### [INFORMATION SHOWN]
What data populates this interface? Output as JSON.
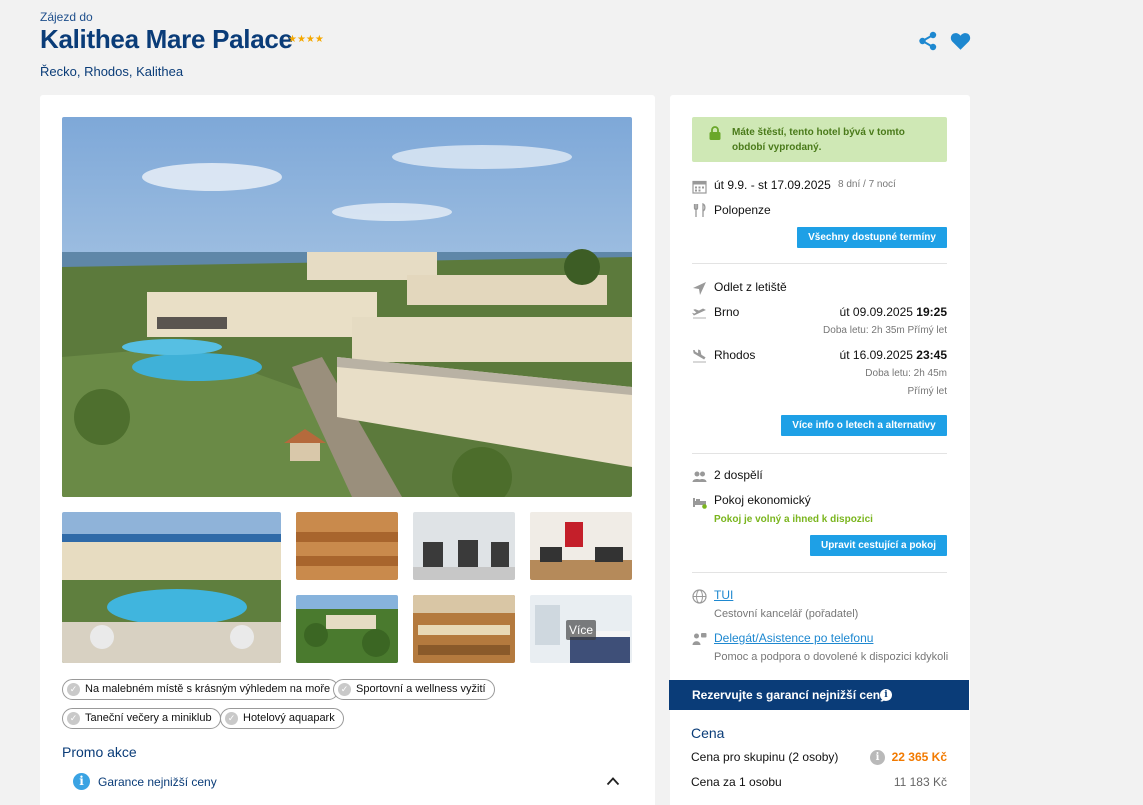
{
  "header": {
    "subtitle": "Zájezd do",
    "title": "Kalithea Mare Palace",
    "stars": "★★★★",
    "location": "Řecko, Rhodos, Kalithea"
  },
  "gallery": {
    "more_label": "Více"
  },
  "features": [
    "Na malebném místě s krásným výhledem na moře",
    "Sportovní a wellness vyžití",
    "Taneční večery a miniklub",
    "Hotelový aquapark"
  ],
  "promo": {
    "heading": "Promo akce",
    "item": "Garance nejnižší ceny"
  },
  "booking": {
    "lucky_text": "Máte štěstí, tento hotel bývá v tomto období vyprodaný.",
    "dates": "út 9.9. - st 17.09.2025",
    "duration": "8 dní / 7 nocí",
    "board": "Polopenze",
    "all_dates_button": "Všechny dostupné termíny",
    "departure_label": "Odlet z letiště",
    "outbound": {
      "from": "Brno",
      "date": "út 09.09.2025",
      "time": "19:25",
      "info": "Doba letu: 2h 35m",
      "type": "Přímý let"
    },
    "inbound": {
      "from": "Rhodos",
      "date": "út 16.09.2025",
      "time": "23:45",
      "info": "Doba letu: 2h 45m",
      "type": "Přímý let"
    },
    "flights_button": "Více info o letech a alternativy",
    "travelers": "2 dospělí",
    "room": "Pokoj ekonomický",
    "room_status": "Pokoj je volný a ihned k dispozici",
    "edit_button": "Upravit cestující a pokoj",
    "operator": "TUI",
    "operator_desc": "Cestovní kancelář (pořadatel)",
    "delegate": "Delegát/Asistence po telefonu",
    "delegate_desc": "Pomoc a podpora o dovolené k dispozici kdykoli",
    "guarantee": "Rezervujte s garancí nejnižší ceny!",
    "price_heading": "Cena",
    "group_price_label": "Cena pro skupinu (2 osoby)",
    "group_price": "22 365 Kč",
    "person_price_label": "Cena za 1 osobu",
    "person_price": "11 183 Kč"
  },
  "colors": {
    "brand_navy": "#0a3c78",
    "accent_blue": "#1ea0e6",
    "price_orange": "#f27a00",
    "success_green": "#7ab51d"
  }
}
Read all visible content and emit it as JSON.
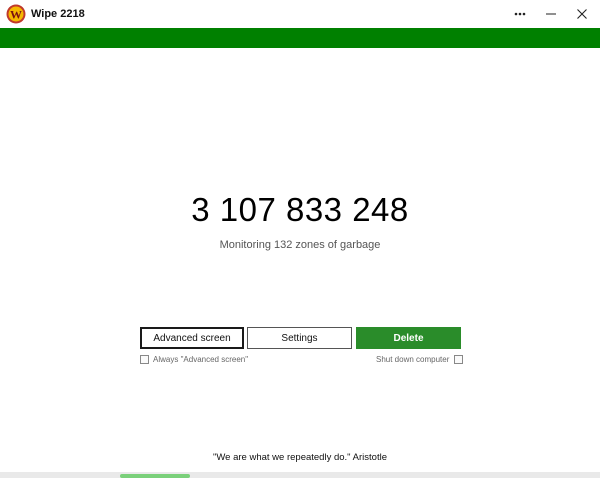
{
  "window": {
    "title": "Wipe 2218",
    "logo_letter": "W"
  },
  "counter": {
    "value": "3 107 833 248",
    "subtitle": "Monitoring 132 zones of garbage"
  },
  "buttons": {
    "advanced_label": "Advanced screen",
    "settings_label": "Settings",
    "delete_label": "Delete"
  },
  "options": {
    "always_advanced_label": "Always \"Advanced screen\"",
    "always_advanced_checked": false,
    "shutdown_label": "Shut down computer",
    "shutdown_checked": false
  },
  "quote": "\"We are what we repeatedly do.\" Aristotle",
  "colors": {
    "accent_green": "#008000",
    "delete_green": "#2a8c2a",
    "logo_red": "#c0392b",
    "logo_yellow": "#f5b800"
  },
  "icons": [
    "app-logo",
    "more-icon",
    "minimize-icon",
    "close-icon"
  ]
}
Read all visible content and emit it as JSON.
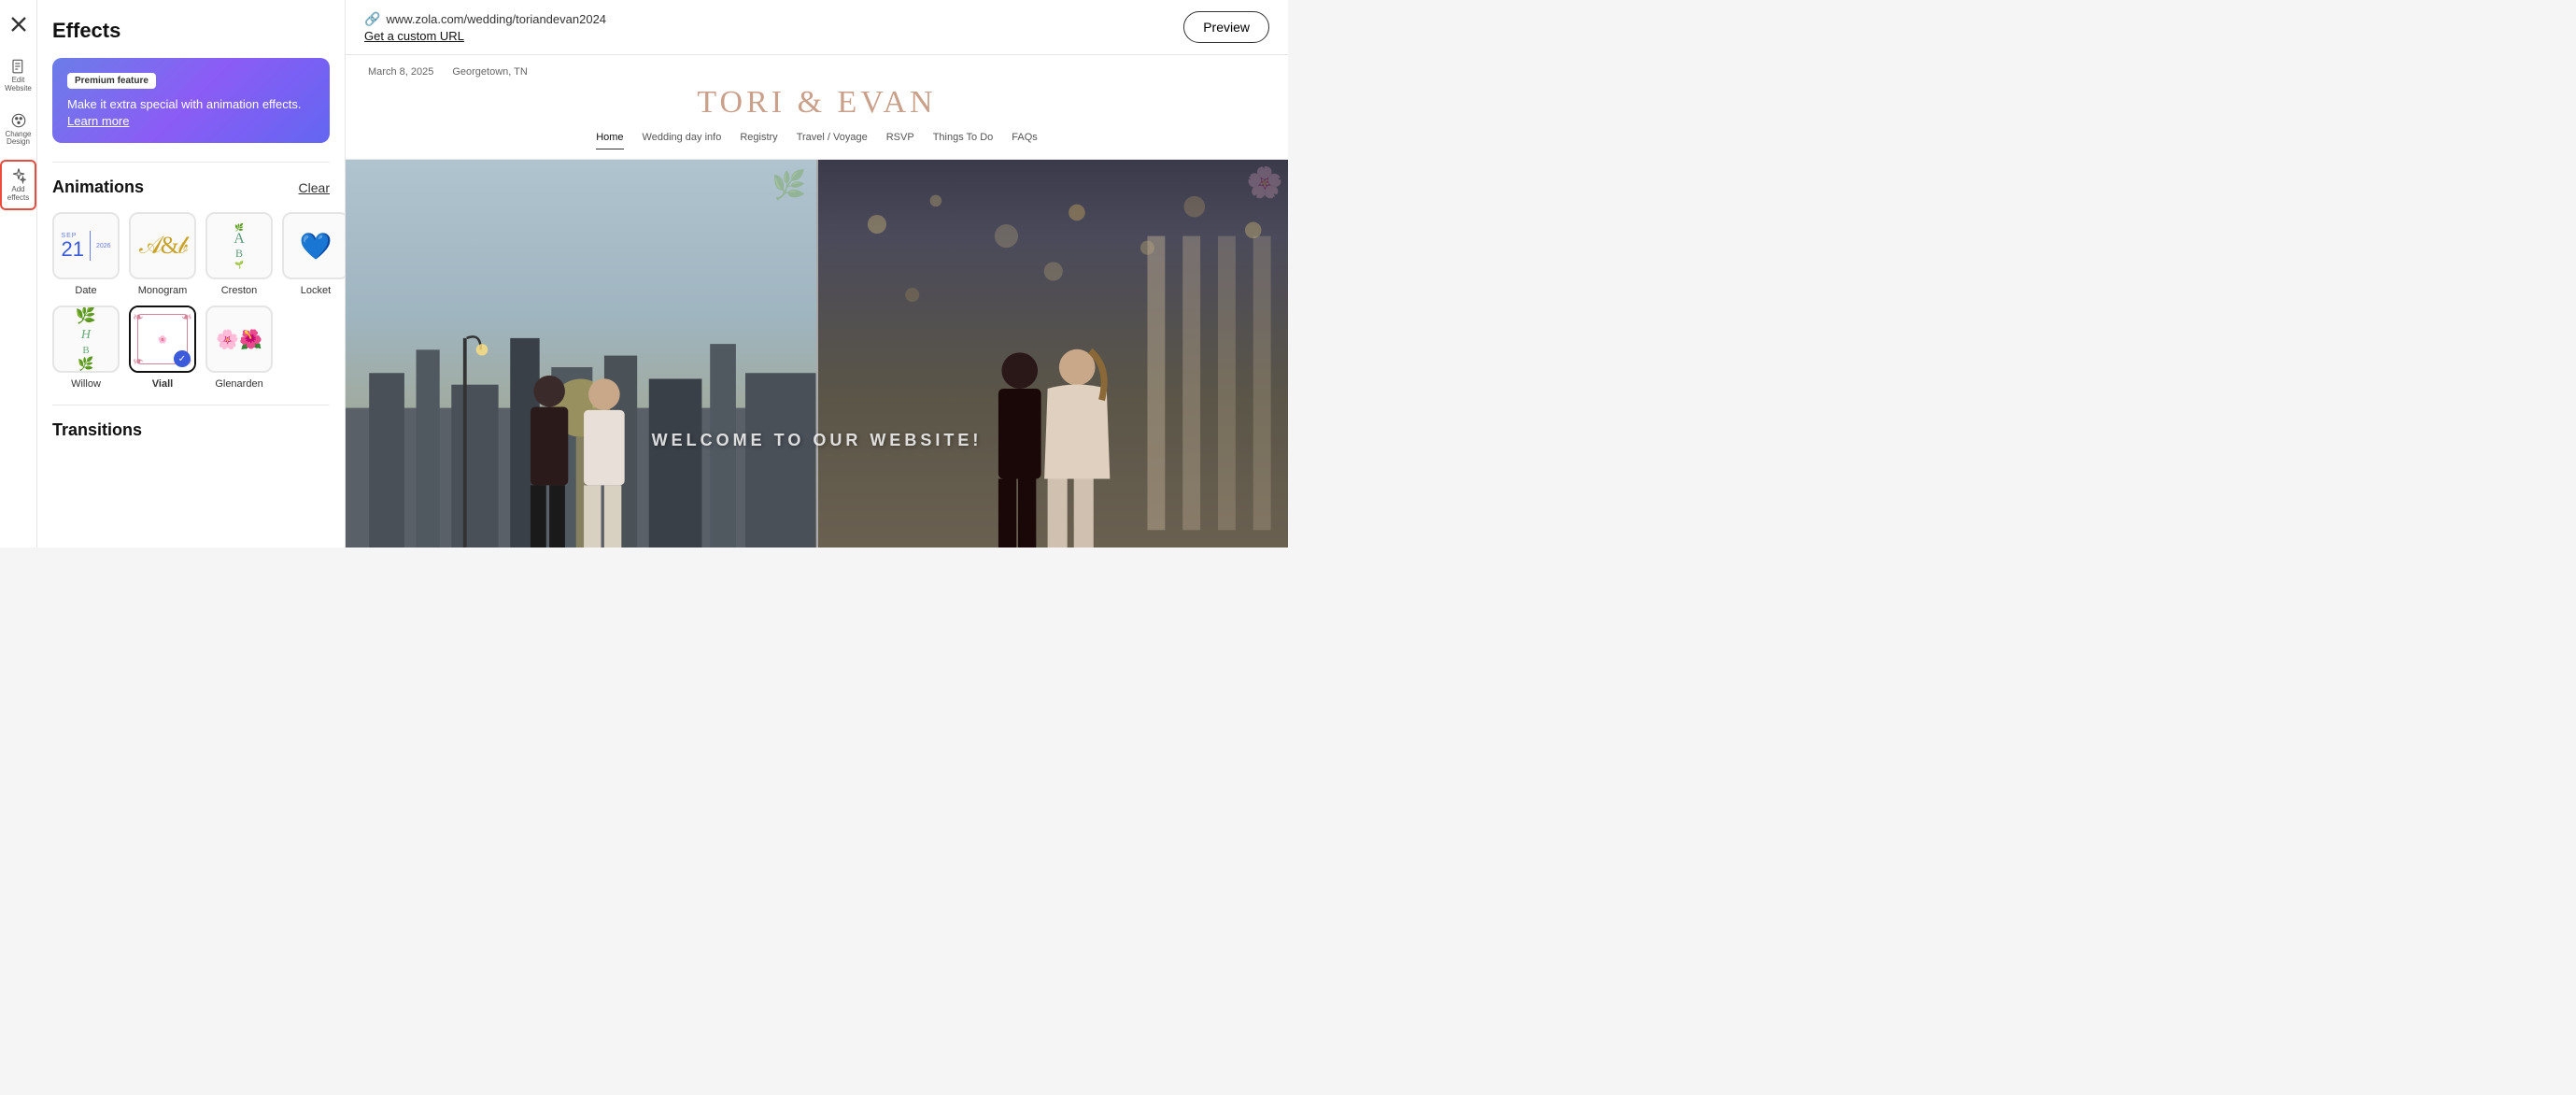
{
  "sidebar": {
    "close_icon": "×",
    "items": [
      {
        "id": "edit-website",
        "icon": "document",
        "label": "Edit\nWebsite"
      },
      {
        "id": "change-design",
        "icon": "palette",
        "label": "Change\nDesign"
      },
      {
        "id": "add-effects",
        "icon": "sparkle",
        "label": "Add\neffects",
        "active": true
      }
    ]
  },
  "effects_panel": {
    "title": "Effects",
    "premium": {
      "badge": "Premium feature",
      "text": "Make it extra special with animation effects.",
      "link_text": "Learn more"
    },
    "animations": {
      "title": "Animations",
      "clear_label": "Clear",
      "items": [
        {
          "id": "date",
          "label": "Date",
          "selected": false
        },
        {
          "id": "monogram",
          "label": "Monogram",
          "selected": false
        },
        {
          "id": "creston",
          "label": "Creston",
          "selected": false
        },
        {
          "id": "locket",
          "label": "Locket",
          "selected": false
        },
        {
          "id": "willow",
          "label": "Willow",
          "selected": false
        },
        {
          "id": "viall",
          "label": "Viall",
          "selected": true
        },
        {
          "id": "glenarden",
          "label": "Glenarden",
          "selected": false
        }
      ]
    },
    "transitions": {
      "title": "Transitions"
    }
  },
  "preview": {
    "url": "www.zola.com/wedding/toriandevan2024",
    "custom_url_text": "Get a custom URL",
    "preview_button": "Preview",
    "wedding": {
      "date": "March 8, 2025",
      "location": "Georgetown, TN",
      "couple_name": "TORI & EVAN",
      "nav_items": [
        {
          "label": "Home",
          "active": true
        },
        {
          "label": "Wedding day info",
          "active": false
        },
        {
          "label": "Registry",
          "active": false
        },
        {
          "label": "Travel / Voyage",
          "active": false
        },
        {
          "label": "RSVP",
          "active": false
        },
        {
          "label": "Things To Do",
          "active": false
        },
        {
          "label": "FAQs",
          "active": false
        }
      ],
      "hero_text": "WELCOME TO OUR WEBSITE!"
    }
  }
}
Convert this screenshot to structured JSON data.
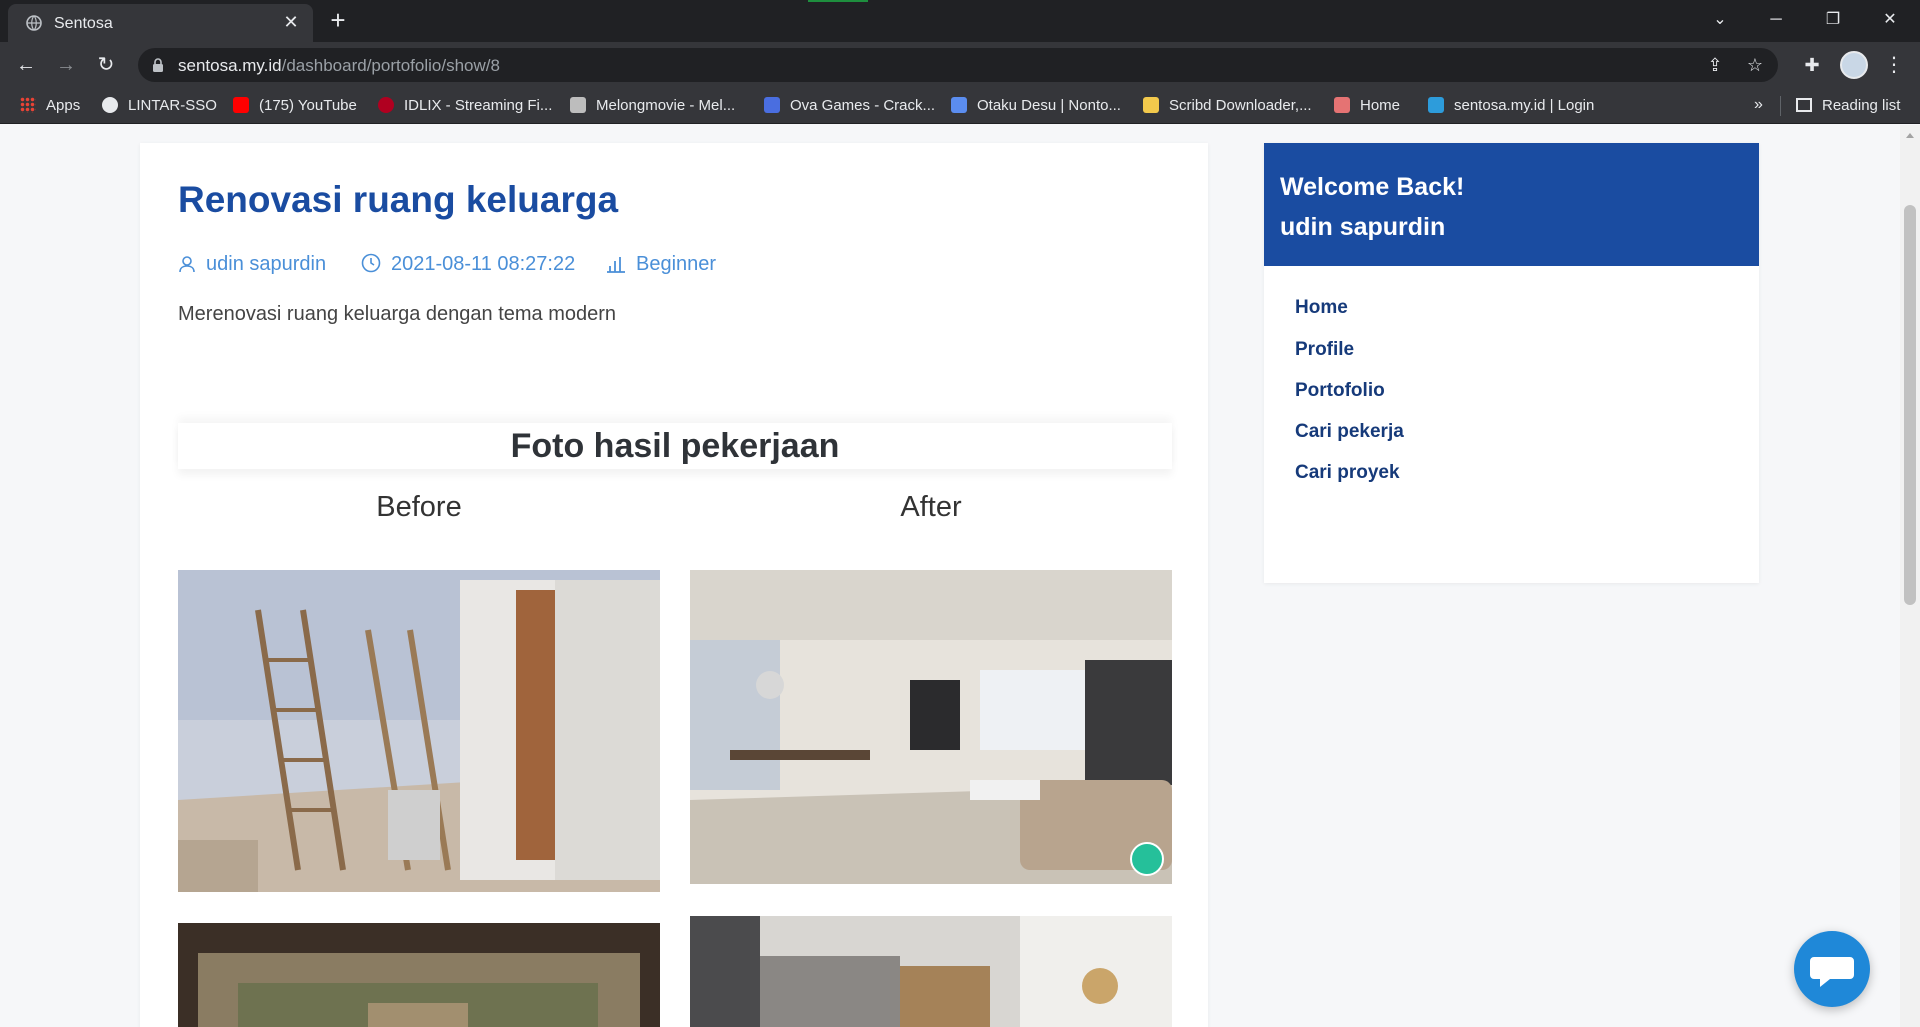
{
  "browser": {
    "tab_title": "Sentosa",
    "url_host": "sentosa.my.id",
    "url_path": "/dashboard/portofolio/show/8",
    "bookmarks": [
      {
        "label": "Apps",
        "color": "#ea4335"
      },
      {
        "label": "LINTAR-SSO",
        "color": "#e8eaed"
      },
      {
        "label": "(175) YouTube",
        "color": "#ff0000"
      },
      {
        "label": "IDLIX - Streaming Fi...",
        "color": "#b00020"
      },
      {
        "label": "Melongmovie - Mel...",
        "color": "#bdbdbd"
      },
      {
        "label": "Ova Games - Crack...",
        "color": "#4a6ee0"
      },
      {
        "label": "Otaku Desu | Nonto...",
        "color": "#5b8def"
      },
      {
        "label": "Scribd Downloader,...",
        "color": "#f2c94c"
      },
      {
        "label": "Home",
        "color": "#e57373"
      },
      {
        "label": "sentosa.my.id | Login",
        "color": "#2d9cdb"
      }
    ],
    "reading_list": "Reading list",
    "more": "»"
  },
  "post": {
    "title": "Renovasi ruang keluarga",
    "author": "udin sapurdin",
    "datetime": "2021-08-11 08:27:22",
    "level": "Beginner",
    "description": "Merenovasi ruang keluarga dengan tema modern",
    "section_title": "Foto hasil pekerjaan",
    "before_label": "Before",
    "after_label": "After"
  },
  "sidebar": {
    "welcome": "Welcome Back!",
    "user": "udin sapurdin",
    "links": [
      "Home",
      "Profile",
      "Portofolio",
      "Cari pekerja",
      "Cari proyek"
    ]
  },
  "colors": {
    "primary": "#1a4ca1",
    "meta": "#4a8fd8",
    "chat": "#1f88d8"
  }
}
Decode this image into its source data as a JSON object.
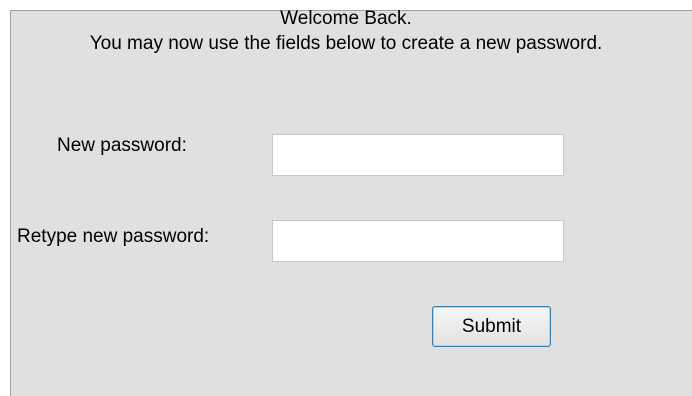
{
  "header": {
    "welcome": "Welcome Back.",
    "instructions": "You may now use the fields below to create a new password."
  },
  "form": {
    "new_password_label": "New password:",
    "new_password_value": "",
    "retype_password_label": "Retype new password:",
    "retype_password_value": "",
    "submit_label": "Submit"
  },
  "colors": {
    "panel_background": "#e0e0e0",
    "button_border": "#3c7fb1"
  }
}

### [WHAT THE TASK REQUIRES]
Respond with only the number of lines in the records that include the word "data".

### [FINISHED EXERCISE]
3